Judge says makeshift nightclub's illegal gathering was a 'crime, not a party'
Mohammad Movassaghi gets 1 day in jail for turning penthouse into nightclub
A B.C. Provincial Court judge says a Vancouver man who thumbed his nose at COVID-19-related restrictions by turning his swanky downtown penthouse into a packed makeshift nightclub in January is no better than the drug dealers fuelling the deadly opioid crisis.
Judge Ellen Gordon told Mohammad Movassaghi on Wednesday that he should count himself lucky that a Crown prosecutor wasn't looking for a sentence greater than the time he had already spent in jail awaiting bail on charges of violating the orders of B.C.'s public health officer.
"Had Crown been seeking a period of incarceration, you need to know I would have imposed it," Gordon told Movassaghi as he stood before her.
"If someone who had been at your party was infected and died, as far as I'm concerned, you're guilty of manslaughter. If someone who had been at your party was infected and passed it on to grandma, as far as I'm concerned, you're guilty of manslaughter," the judge continued.
"What you did, sir, is comparable to individuals who sell fentanyl to the individuals on the street who die every day. There's no difference. You voluntarily assumed a risk that could kill people in the midst of a pandemic."
First person in B.C. to be sentenced for breach of law
Gordon delivered the tongue-lashing as she sentenced Movassaghi to one day in jail and 18 months' probation — with the record reflecting the fact that he spent seven days behind bars last month after he breached the initial terms of his release.
He's the first person in British Columbia to be sentenced for a COVID-19-related breach under the province's Public Health Act.
In addition to pleading guilty to one count of violating health orders and breaching his bail, Movassaghi also pleaded guilty to keeping liquor for sale.
The 42-year-old was arrested on the last day of January after a month's worth of complaints to police from neighbours of the $3 million penthouse suite, where he hosted gatherings in defiance of health orders that forbade him from entertaining any more than one guest, along with the girlfriend with whom he shares the two-bedroom suite.

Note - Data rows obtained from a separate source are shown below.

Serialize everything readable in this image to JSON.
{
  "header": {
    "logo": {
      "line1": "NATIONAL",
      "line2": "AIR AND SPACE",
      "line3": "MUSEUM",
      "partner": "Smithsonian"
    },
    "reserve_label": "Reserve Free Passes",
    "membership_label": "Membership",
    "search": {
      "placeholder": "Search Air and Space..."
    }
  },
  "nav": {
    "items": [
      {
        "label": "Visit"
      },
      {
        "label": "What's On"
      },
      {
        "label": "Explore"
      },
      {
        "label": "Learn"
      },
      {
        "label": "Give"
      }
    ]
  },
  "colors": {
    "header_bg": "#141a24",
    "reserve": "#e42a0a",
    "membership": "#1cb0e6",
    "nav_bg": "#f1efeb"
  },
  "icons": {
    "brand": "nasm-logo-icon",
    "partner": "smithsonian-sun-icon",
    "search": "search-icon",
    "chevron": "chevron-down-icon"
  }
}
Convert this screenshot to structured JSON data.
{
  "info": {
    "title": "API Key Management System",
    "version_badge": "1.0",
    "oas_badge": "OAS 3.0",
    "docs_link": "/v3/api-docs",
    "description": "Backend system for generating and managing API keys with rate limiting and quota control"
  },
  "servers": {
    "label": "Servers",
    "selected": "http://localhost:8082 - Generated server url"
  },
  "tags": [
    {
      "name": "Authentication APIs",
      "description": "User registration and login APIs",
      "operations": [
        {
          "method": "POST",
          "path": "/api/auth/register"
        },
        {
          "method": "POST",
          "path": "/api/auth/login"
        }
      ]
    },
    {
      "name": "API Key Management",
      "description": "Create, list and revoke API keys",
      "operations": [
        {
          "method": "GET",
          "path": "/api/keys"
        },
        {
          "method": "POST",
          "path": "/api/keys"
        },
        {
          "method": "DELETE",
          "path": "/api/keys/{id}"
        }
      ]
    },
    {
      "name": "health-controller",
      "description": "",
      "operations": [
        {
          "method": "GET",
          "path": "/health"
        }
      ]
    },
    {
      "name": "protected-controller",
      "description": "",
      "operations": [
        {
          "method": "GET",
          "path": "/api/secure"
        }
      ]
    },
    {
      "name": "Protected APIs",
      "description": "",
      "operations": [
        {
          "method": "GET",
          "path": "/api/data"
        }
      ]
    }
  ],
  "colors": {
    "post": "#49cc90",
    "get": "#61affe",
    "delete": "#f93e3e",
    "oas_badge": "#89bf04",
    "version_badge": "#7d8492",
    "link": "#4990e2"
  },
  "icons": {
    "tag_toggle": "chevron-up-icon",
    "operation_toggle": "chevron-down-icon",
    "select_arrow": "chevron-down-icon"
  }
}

Crown prosecutor Ellen Leno said police entered the unit armed with a search warrant just after 3 a.m. There were 78 people inside.
"People inside were shoulder to shoulder, some of them sitting down. The unit had been made into a makeshift nightclub," Leno said.
"There was a pole mounted spanning the two floors, with a topless woman standing next to the pole and people seated watching her."
'He was conscious but faking'
Leno said police also observed a DJ station, stanchions to manage lineups, a bar and menus on the table entitled "Granny's Exotic Bar" listing single drinks for sale up to $26 and whole bottles for as much as $1,500.
Lap dances were on offer for $46.
Police found Movassaghi hiding upstairs.
Leno also described the bizarre scene that occurred when the concierge of Movassaghi's building called police last month to say he appeared to be ushering women in and out of the building in violation of the orders of the judge who released the former financial planner on bail.
The Crown prosecutor said Movassaghi first asked police to give him a break, then asked if he could be transported to jail in a car instead of a wagon "and then collapsed on the floor without warning."
Leno said police found cocaine in a coin purse and called paramedics, who quickly cleared Movassaghi to go.
"It was apparent to them, and they advised police, that he was conscious but faking," she told the judge.
'I don't have stripper poles'
Movassaghi's sentencing started off on the wrong foot as he initially appeared by telephone, only to have Gordon order him to come in person to the downtown courthouse so she could see him in front of her as she issued her orders.
He was represented by his brother, lawyer Bobby Movassaghi, who told Gordon that widespread publicity around the case had cost his brother work and caused great embarrassment to their parents, who are in their 70s.
The defence lawyer began his submissions by saying that the scene police walked into on Jan. 31 had "essentially blown up into something a lot more than what it was supposed to be."
"I'm sure Your Honour can imagine people tend to invite their friends to parties without the party host necessarily knowing that," Bobby Movassaghi told the judge.
But the judge was having none of it.
Gordon said she knew what parties were, because she used to have them herself, prior to the pandemic.
"I don't have stripper poles. I don't have chairs around for people to watch. I don't charge admission. I don't charge for liquor. I don't have point-of-sale devices attached to my cellular telephones," Gordon said.
"This isn't a party. This is an event designed to provide people who were foolish enough to want to violate the health order and put their own health and their grandmother's health at risk by coming to this because they couldn't go to a bar. So let's call it what it was: It was a crime, not a party."
The judge also ordered Movassaghi to pay more than $5,000 in fines and to perform 50 hours of community service.
Movassaghi, who has an MBA from Cornell University, sounded chastened as he addressed the court before Gordon imposed his sentence.
"I just want to take this opportunity to apologize to Your Honour and the public for what's taken place," he said.
In the intervening months, Movassaghi said, he has made sure to follow the health care act "to a tee — wear a mask, social distance."